Exercise directions:
Every entry below must be reproduced exactly.
Given information START
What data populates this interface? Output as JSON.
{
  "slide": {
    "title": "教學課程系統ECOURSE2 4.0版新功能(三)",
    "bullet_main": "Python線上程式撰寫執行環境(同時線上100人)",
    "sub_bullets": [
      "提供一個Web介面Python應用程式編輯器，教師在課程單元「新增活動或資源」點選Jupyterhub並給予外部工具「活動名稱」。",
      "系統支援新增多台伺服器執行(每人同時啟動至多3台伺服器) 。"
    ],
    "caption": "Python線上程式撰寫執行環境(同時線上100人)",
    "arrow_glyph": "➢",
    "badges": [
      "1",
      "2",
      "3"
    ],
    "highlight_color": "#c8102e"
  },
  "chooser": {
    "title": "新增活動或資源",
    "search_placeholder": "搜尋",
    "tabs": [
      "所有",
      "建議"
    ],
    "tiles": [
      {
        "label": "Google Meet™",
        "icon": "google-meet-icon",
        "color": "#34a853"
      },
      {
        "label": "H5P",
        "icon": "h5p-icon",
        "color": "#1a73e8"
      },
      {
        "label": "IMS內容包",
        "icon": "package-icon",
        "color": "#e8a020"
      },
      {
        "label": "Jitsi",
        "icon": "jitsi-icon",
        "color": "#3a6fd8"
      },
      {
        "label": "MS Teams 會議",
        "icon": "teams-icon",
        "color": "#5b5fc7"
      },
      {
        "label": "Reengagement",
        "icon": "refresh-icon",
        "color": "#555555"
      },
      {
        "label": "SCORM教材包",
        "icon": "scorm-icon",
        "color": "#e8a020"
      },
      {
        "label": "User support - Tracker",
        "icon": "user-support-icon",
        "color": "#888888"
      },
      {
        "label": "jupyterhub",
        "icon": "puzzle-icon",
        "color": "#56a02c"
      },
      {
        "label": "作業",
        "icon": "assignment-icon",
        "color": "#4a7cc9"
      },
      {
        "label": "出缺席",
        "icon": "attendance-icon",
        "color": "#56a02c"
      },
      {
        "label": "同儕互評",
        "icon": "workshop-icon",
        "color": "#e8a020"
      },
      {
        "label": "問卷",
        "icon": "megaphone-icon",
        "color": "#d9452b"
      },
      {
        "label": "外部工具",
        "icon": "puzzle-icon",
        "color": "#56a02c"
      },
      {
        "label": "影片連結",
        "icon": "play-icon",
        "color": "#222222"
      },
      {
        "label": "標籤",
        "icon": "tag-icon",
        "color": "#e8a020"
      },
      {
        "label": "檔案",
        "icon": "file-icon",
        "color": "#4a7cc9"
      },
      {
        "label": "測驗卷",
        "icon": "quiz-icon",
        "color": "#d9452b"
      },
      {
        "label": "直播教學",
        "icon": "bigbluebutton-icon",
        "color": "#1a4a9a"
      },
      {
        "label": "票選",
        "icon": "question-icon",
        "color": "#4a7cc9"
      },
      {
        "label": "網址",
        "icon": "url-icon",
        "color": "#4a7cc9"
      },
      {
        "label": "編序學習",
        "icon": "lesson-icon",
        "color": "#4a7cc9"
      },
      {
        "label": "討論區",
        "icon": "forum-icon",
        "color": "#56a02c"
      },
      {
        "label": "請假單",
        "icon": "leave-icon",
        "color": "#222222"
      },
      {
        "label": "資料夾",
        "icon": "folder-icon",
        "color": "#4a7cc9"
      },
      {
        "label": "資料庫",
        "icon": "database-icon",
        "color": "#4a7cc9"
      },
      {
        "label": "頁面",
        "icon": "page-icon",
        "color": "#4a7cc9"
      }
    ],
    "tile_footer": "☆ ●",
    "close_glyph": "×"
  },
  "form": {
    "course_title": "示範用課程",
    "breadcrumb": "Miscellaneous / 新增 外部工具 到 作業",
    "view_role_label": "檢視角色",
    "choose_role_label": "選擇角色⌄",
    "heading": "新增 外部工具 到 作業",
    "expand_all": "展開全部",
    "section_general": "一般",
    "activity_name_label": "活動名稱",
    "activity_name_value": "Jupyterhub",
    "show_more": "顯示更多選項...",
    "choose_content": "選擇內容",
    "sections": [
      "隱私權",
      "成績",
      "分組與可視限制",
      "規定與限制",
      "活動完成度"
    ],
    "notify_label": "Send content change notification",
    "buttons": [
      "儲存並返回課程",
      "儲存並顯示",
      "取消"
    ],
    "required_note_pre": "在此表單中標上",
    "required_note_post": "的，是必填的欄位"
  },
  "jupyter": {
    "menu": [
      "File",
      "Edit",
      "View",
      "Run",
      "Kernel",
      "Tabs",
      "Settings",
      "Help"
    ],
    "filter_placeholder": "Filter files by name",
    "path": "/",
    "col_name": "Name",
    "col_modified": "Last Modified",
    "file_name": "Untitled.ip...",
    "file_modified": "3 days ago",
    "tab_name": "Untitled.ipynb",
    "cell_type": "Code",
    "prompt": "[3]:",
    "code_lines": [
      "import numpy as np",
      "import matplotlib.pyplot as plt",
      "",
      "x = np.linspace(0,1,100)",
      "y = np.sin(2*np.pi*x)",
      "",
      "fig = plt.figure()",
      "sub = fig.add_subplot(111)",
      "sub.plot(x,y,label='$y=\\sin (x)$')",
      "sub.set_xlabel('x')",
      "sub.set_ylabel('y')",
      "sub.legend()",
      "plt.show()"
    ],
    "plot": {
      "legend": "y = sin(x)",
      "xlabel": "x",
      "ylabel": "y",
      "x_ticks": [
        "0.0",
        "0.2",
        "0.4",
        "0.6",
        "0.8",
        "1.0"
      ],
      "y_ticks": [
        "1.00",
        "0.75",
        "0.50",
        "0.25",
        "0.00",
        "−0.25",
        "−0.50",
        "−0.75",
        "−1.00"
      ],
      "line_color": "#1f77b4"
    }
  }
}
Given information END
Task output:
What data populates this interface? Output as JSON.
{
  "slide": {
    "title": "教學課程系統ECOURSE2 4.0版新功能(三)",
    "bullet_main": "Python線上程式撰寫執行環境(同時線上100人)",
    "sub_bullets": [
      "提供一個Web介面Python應用程式編輯器，教師在課程單元「新增活動或資源」點選Jupyterhub並給予外部工具「活動名稱」。",
      "系統支援新增多台伺服器執行(每人同時啟動至多3台伺服器) 。"
    ],
    "caption": "Python線上程式撰寫執行環境(同時線上100人)",
    "arrow_glyph": "➢",
    "badges": [
      "1",
      "2",
      "3"
    ],
    "highlight_color": "#c8102e"
  },
  "chooser": {
    "title": "新增活動或資源",
    "search_placeholder": "搜尋",
    "tabs": [
      "所有",
      "建議"
    ],
    "tiles": [
      {
        "label": "Google Meet™",
        "icon": "google-meet-icon",
        "color": "#34a853"
      },
      {
        "label": "H5P",
        "icon": "h5p-icon",
        "color": "#1a73e8"
      },
      {
        "label": "IMS內容包",
        "icon": "package-icon",
        "color": "#e8a020"
      },
      {
        "label": "Jitsi",
        "icon": "jitsi-icon",
        "color": "#3a6fd8"
      },
      {
        "label": "MS Teams 會議",
        "icon": "teams-icon",
        "color": "#5b5fc7"
      },
      {
        "label": "Reengagement",
        "icon": "refresh-icon",
        "color": "#555555"
      },
      {
        "label": "SCORM教材包",
        "icon": "scorm-icon",
        "color": "#e8a020"
      },
      {
        "label": "User support - Tracker",
        "icon": "user-support-icon",
        "color": "#888888"
      },
      {
        "label": "jupyterhub",
        "icon": "puzzle-icon",
        "color": "#56a02c"
      },
      {
        "label": "作業",
        "icon": "assignment-icon",
        "color": "#4a7cc9"
      },
      {
        "label": "出缺席",
        "icon": "attendance-icon",
        "color": "#56a02c"
      },
      {
        "label": "同儕互評",
        "icon": "workshop-icon",
        "color": "#e8a020"
      },
      {
        "label": "問卷",
        "icon": "megaphone-icon",
        "color": "#d9452b"
      },
      {
        "label": "外部工具",
        "icon": "puzzle-icon",
        "color": "#56a02c"
      },
      {
        "label": "影片連結",
        "icon": "play-icon",
        "color": "#222222"
      },
      {
        "label": "標籤",
        "icon": "tag-icon",
        "color": "#e8a020"
      },
      {
        "label": "檔案",
        "icon": "file-icon",
        "color": "#4a7cc9"
      },
      {
        "label": "測驗卷",
        "icon": "quiz-icon",
        "color": "#d9452b"
      },
      {
        "label": "直播教學",
        "icon": "bigbluebutton-icon",
        "color": "#1a4a9a"
      },
      {
        "label": "票選",
        "icon": "question-icon",
        "color": "#4a7cc9"
      },
      {
        "label": "網址",
        "icon": "url-icon",
        "color": "#4a7cc9"
      },
      {
        "label": "編序學習",
        "icon": "lesson-icon",
        "color": "#4a7cc9"
      },
      {
        "label": "討論區",
        "icon": "forum-icon",
        "color": "#56a02c"
      },
      {
        "label": "請假單",
        "icon": "leave-icon",
        "color": "#222222"
      },
      {
        "label": "資料夾",
        "icon": "folder-icon",
        "color": "#4a7cc9"
      },
      {
        "label": "資料庫",
        "icon": "database-icon",
        "color": "#4a7cc9"
      },
      {
        "label": "頁面",
        "icon": "page-icon",
        "color": "#4a7cc9"
      }
    ],
    "tile_footer": "☆ ●",
    "close_glyph": "×"
  },
  "form": {
    "course_title": "示範用課程",
    "breadcrumb": "Miscellaneous / 新增 外部工具 到 作業",
    "view_role_label": "檢視角色",
    "choose_role_label": "選擇角色⌄",
    "heading": "新增 外部工具 到 作業",
    "expand_all": "展開全部",
    "section_general": "一般",
    "activity_name_label": "活動名稱",
    "activity_name_value": "Jupyterhub",
    "show_more": "顯示更多選項...",
    "choose_content": "選擇內容",
    "sections": [
      "隱私權",
      "成績",
      "分組與可視限制",
      "規定與限制",
      "活動完成度"
    ],
    "notify_label": "Send content change notification",
    "buttons": [
      "儲存並返回課程",
      "儲存並顯示",
      "取消"
    ],
    "required_note_pre": "在此表單中標上",
    "required_note_post": "的，是必填的欄位"
  },
  "jupyter": {
    "menu": [
      "File",
      "Edit",
      "View",
      "Run",
      "Kernel",
      "Tabs",
      "Settings",
      "Help"
    ],
    "filter_placeholder": "Filter files by name",
    "path": "/",
    "col_name": "Name",
    "col_modified": "Last Modified",
    "file_name": "Untitled.ip...",
    "file_modified": "3 days ago",
    "tab_name": "Untitled.ipynb",
    "cell_type": "Code",
    "prompt": "[3]:",
    "code_lines": [
      "import numpy as np",
      "import matplotlib.pyplot as plt",
      "",
      "x = np.linspace(0,1,100)",
      "y = np.sin(2*np.pi*x)",
      "",
      "fig = plt.figure()",
      "sub = fig.add_subplot(111)",
      "sub.plot(x,y,label='$y=\\sin (x)$')",
      "sub.set_xlabel('x')",
      "sub.set_ylabel('y')",
      "sub.legend()",
      "plt.show()"
    ],
    "plot": {
      "legend": "y = sin(x)",
      "xlabel": "x",
      "ylabel": "y",
      "x_ticks": [
        "0.0",
        "0.2",
        "0.4",
        "0.6",
        "0.8",
        "1.0"
      ],
      "y_ticks": [
        "1.00",
        "0.75",
        "0.50",
        "0.25",
        "0.00",
        "−0.25",
        "−0.50",
        "−0.75",
        "−1.00"
      ],
      "line_color": "#1f77b4"
    }
  }
}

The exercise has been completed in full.